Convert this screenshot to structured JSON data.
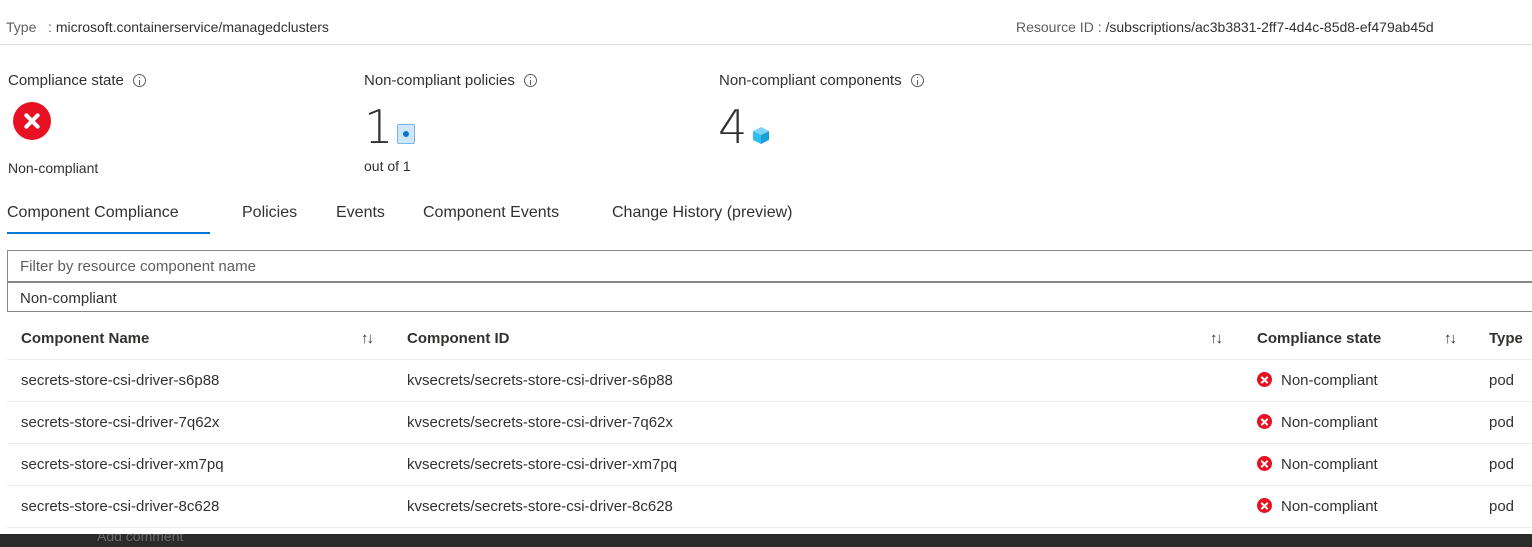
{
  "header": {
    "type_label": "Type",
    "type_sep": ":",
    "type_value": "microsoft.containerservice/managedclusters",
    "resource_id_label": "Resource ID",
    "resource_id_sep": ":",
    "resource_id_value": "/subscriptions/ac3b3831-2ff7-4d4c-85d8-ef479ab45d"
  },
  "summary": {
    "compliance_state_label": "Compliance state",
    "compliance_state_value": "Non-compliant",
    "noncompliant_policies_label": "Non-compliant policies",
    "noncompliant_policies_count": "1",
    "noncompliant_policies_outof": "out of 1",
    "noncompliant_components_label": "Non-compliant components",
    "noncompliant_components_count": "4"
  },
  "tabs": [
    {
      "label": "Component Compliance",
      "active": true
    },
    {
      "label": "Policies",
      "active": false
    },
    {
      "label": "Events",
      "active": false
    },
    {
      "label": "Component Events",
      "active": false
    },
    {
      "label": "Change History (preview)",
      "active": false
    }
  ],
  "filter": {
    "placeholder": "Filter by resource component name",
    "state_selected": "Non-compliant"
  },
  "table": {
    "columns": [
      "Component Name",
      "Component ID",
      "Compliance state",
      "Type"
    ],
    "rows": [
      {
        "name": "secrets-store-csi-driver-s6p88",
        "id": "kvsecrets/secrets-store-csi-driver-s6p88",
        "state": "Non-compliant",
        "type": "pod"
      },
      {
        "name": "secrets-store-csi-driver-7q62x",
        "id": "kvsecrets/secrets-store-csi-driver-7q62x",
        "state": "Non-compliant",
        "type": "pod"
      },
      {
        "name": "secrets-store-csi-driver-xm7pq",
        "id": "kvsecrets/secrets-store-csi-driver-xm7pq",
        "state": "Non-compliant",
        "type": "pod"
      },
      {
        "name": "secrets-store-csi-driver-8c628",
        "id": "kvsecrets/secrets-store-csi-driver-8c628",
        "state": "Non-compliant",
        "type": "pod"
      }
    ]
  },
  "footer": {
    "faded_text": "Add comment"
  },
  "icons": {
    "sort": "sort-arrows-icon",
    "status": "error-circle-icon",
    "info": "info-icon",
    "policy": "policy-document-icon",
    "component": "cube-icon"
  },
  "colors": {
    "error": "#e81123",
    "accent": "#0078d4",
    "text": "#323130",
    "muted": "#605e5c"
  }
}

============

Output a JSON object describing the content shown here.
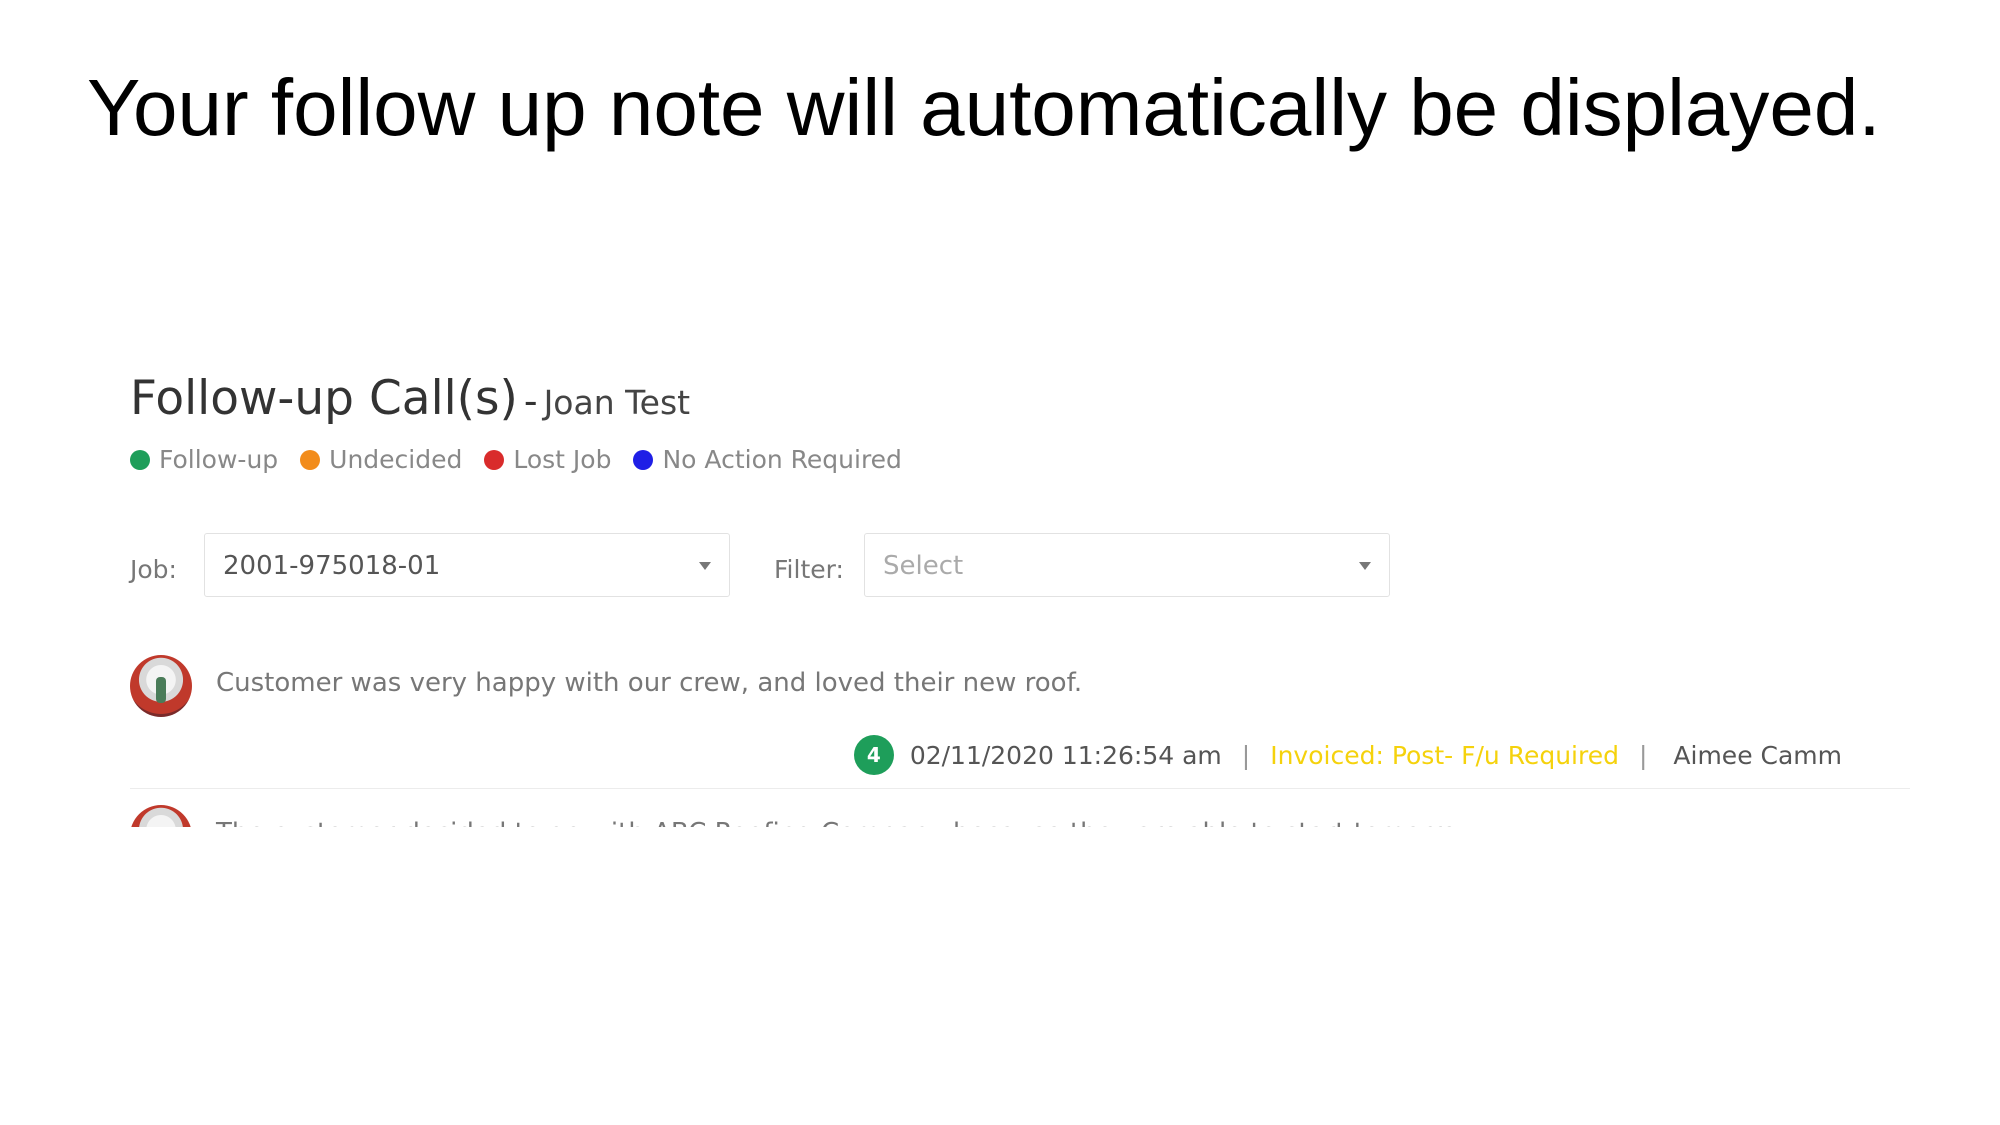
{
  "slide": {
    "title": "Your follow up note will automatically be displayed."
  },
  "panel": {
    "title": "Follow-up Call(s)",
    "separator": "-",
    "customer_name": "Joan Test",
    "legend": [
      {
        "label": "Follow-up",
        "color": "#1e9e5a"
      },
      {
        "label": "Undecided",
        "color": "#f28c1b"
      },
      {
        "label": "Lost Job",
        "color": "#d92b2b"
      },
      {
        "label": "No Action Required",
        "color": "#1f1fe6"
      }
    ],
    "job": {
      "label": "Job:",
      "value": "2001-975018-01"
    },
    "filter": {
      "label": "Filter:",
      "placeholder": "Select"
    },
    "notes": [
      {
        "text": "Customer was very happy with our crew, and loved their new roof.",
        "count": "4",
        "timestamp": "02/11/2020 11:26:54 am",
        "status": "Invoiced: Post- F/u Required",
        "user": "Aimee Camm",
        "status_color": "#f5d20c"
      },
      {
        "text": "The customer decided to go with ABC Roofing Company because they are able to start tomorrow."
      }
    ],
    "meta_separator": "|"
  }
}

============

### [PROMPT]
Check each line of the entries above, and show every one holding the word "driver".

### [WRITTEN RESPONSE]
        "name": "secrets-store-csi-driver-s6p88",
        "id": "kvsecrets/secrets-store-csi-driver-s6p88",
        "name": "secrets-store-csi-driver-7q62x",
        "id": "kvsecrets/secrets-store-csi-driver-7q62x",
        "name": "secrets-store-csi-driver-xm7pq",
        "id": "kvsecrets/secrets-store-csi-driver-xm7pq",
        "name": "secrets-store-csi-driver-8c628",
        "id": "kvsecrets/secrets-store-csi-driver-8c628",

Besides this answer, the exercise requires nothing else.